And so we come down to the final weekend of the Giro d’Italia with everything still to play for - and we knew from the very beginning it would end this way.
The GC stalemate was broken on three separate mountain stages in the third week, with the three fighting for pink all taking time out of each other at various points, but it’s Geraint Thomas sitting at the top of the general classification ahead of stage 20, the Welshman holding a lead of 26 seconds over Primož Roglič and 59 seconds over João Almeida.
Saturday’s hideous, monstrous, barbaric - you can use all the adjectives you can find - mountain time trial, however, has left the race hanging on a cliffedge, the final destiny of the maglia rosa still as unsure now as it was all the way back at the start three weeks ago.
Thomas might be the unflappable leader, the 37-year-old veteran who’s responded to every attack thrown at him, but he only has a finger, maybe two at best, on the golden spiralling trophy that will be presented to the winner in Rome on Sunday.
A reminder of what the riders face on stage 20: the 18.6km time trial starts in Tarvisio, and after a rolling 10.8km they begin the ascent to the majestic castle atop Monte Lussari. It’s a 7.3km climb averaging 12.1%, but the first 4.9km average an horrendously-steep 15.3%; there’s even a 22% ramp towards the very top. It is not hyperbole to write that the time gaps between riders at the top of the GC could be several minutes. A failure to time one’s effort correctly, such as pushing too hard at the beginning, could lead to a blow out of seismic proportions, and it’s why Thomas’s 26 second advantage remains slender.
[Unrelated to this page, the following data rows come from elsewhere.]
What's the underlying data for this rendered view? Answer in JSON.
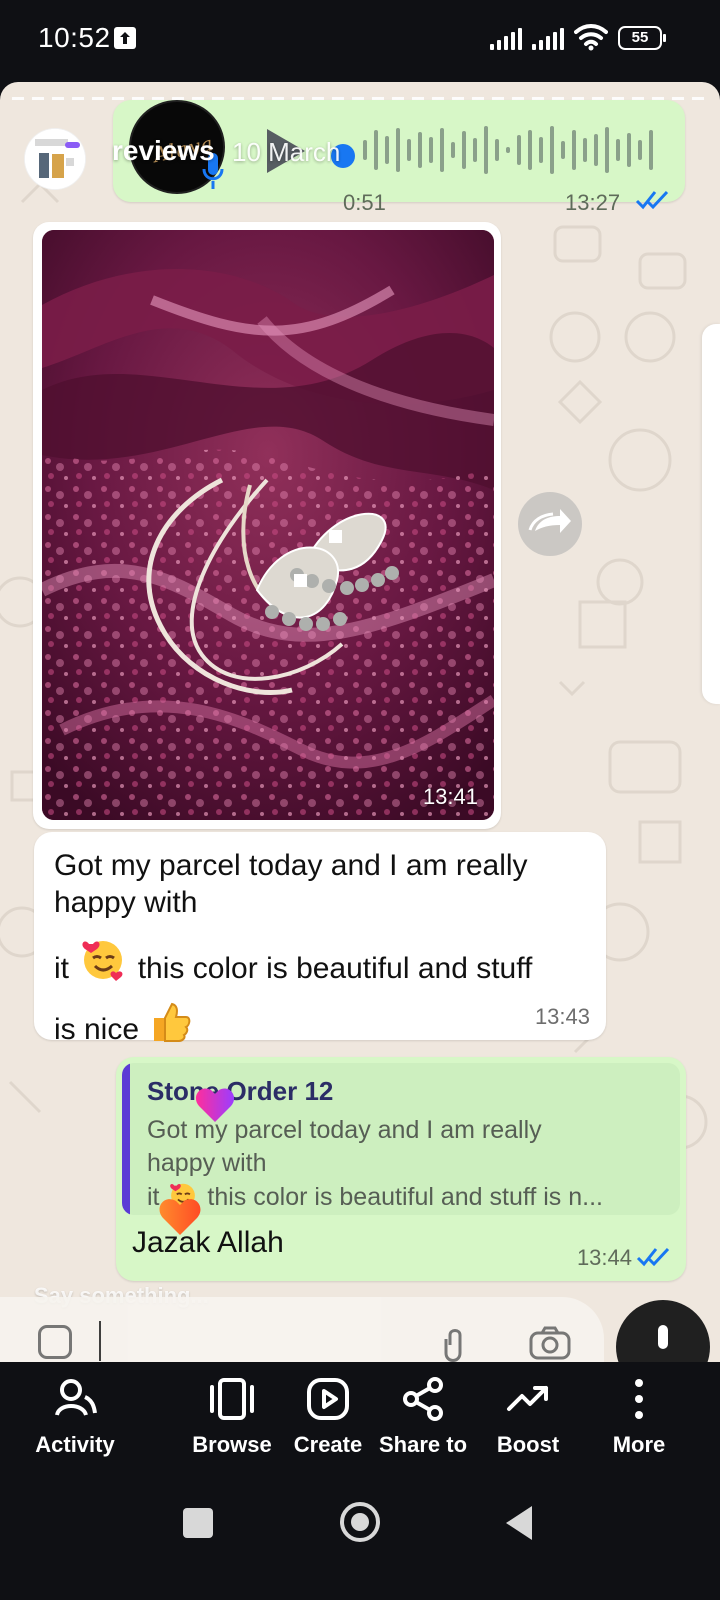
{
  "status_bar": {
    "time": "10:52",
    "battery": "55",
    "upload_icon": "upload-arrow-icon",
    "signal_icon": "signal-icon",
    "wifi_icon": "wifi-icon"
  },
  "post": {
    "title": "reviews",
    "date": "10 March",
    "say_something": "Say something..."
  },
  "chat": {
    "audio_message": {
      "duration": "0:51",
      "time": "13:27",
      "status_icon": "double-check-icon"
    },
    "image_message": {
      "time": "13:41"
    },
    "incoming_message": {
      "line_1": "Got my parcel today and I am really",
      "line_2": "happy with",
      "line_3_prefix": " it",
      "line_3_suffix": "this color is beautiful and stuff",
      "line_4": "is nice",
      "time": "13:43"
    },
    "reply_message": {
      "quoted_name": "Stone Order 12",
      "quoted_line_1": "Got my parcel today and I am really",
      "quoted_line_2": "happy with",
      "quoted_line_3_prefix": " it",
      "quoted_line_3_suffix": "this color is beautiful and stuff is n...",
      "text": "Jazak Allah",
      "time": "13:44"
    }
  },
  "toolbar": {
    "items": [
      {
        "label": "Activity",
        "icon": "activity-icon"
      },
      {
        "label": "Browse",
        "icon": "browse-icon"
      },
      {
        "label": "Create",
        "icon": "create-icon"
      },
      {
        "label": "Share to",
        "icon": "share-icon"
      },
      {
        "label": "Boost",
        "icon": "boost-icon"
      },
      {
        "label": "More",
        "icon": "more-icon"
      }
    ]
  },
  "navigation": {
    "recent_icon": "recent-apps-icon",
    "home_icon": "home-icon",
    "back_icon": "back-icon"
  },
  "colors": {
    "chat_background": "#efe7de",
    "incoming_bubble": "#ffffff",
    "outgoing_bubble": "#d7f7c7",
    "read_receipt": "#1877f2",
    "toolbar_background": "#0f1014"
  }
}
Roglič took three seconds on the Briton on stage 19, counter-attacking the Ineos rider’s own attack moments earlier, and the Slovenian will go to bed on Friday night believing he can enact revenge on the cycling gods who so famously took away his Tour de France title in 2020 on the penultimate stage time trial. The Jumbo-Visma rider will also have home advantage, with thousands of Slovenians expected to make the short journey across the border for the epic denouement in the Julian Alps, a mountain range shared between Slovenia and Italy.
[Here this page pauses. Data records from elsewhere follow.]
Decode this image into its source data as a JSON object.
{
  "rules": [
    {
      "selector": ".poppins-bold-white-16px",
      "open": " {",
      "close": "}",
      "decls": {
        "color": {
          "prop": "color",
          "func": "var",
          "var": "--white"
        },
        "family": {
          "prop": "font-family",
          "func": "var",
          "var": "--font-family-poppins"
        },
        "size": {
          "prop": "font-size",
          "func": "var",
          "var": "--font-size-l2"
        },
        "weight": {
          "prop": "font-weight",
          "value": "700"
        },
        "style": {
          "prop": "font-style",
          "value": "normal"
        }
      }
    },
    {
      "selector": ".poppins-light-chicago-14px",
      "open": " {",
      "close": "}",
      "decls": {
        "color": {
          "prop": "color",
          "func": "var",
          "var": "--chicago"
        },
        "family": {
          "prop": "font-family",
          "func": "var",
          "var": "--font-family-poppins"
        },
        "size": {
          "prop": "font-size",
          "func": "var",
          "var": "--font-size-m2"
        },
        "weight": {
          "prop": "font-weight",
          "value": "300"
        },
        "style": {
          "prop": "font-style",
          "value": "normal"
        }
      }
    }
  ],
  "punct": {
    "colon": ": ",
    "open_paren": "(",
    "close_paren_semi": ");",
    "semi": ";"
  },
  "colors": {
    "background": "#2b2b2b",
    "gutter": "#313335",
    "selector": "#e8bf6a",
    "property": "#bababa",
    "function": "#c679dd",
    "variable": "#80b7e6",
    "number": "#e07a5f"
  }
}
But Thomas will not be fearful. For almost two decades he has been riding to power better than any other professional cyclist, winning golds on the track and Grand Tours on the road. The gradients may be evil, more akin to an elongated club hill-climb he might find in the autumn in the Brecon Beacons, but he knows what numbers he has to hit to ensure that he keeps hold of pink.
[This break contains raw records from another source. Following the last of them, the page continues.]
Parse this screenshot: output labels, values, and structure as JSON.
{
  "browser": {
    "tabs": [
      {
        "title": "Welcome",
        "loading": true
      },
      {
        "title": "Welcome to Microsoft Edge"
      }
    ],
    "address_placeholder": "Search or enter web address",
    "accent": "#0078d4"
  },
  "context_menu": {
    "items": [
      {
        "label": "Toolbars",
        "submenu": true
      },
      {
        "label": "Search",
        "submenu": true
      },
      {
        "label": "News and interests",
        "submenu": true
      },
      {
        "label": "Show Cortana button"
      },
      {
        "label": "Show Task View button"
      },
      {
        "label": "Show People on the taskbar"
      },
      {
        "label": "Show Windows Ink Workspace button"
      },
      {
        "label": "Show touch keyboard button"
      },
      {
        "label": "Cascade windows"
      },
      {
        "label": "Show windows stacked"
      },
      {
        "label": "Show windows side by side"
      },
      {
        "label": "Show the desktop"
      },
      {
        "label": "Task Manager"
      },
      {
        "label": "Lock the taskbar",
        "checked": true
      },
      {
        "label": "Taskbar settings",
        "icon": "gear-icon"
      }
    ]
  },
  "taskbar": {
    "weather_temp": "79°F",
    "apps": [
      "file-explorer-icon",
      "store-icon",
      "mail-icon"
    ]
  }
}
Being an individual time trial, he won’t be able to rely on his Ineos Grenadiers teammates who have shepherded him through the Corsa Rosa expertly, in particular Thymen Arensman and Laurens De Plus, a duo who remain seventh and 10th GC, respectively. The performance from Ineos has been a reminder of the British team’s stage racing dominance of yesteryear. On stage 19, won from the breakaway by Bahrain-Victorious’s Santiago Buitrago, Arensman manned the front of the peloton on the final two climbs like a seasoned pro; he is just 23.
One year older than the Dutchman is Almeida in third, but he mustn't get too despondent with ceding time on the slopes of Tre Cime di Lavaredo. Tadej Pogačar was 57 seconds off Roglič in the 2020 Tour ahead of the final time trial and won with a gap of 59 seconds. That’s proof for Almeida that minutes can still be taken out of his rivals, and he rides for the UAE Team Emirates team where that magic stemmed from.
A lot has been debated and discussed about how tedious this year’s Giro d’Italia has been, and there are growing calls for the organisers RCS to modify the race route, but as we approach the final weekend, they’ve got exactly what they wished for: the battle for pink hanging by a thread, set to be decided on the most thrilling and hellish of landscapes.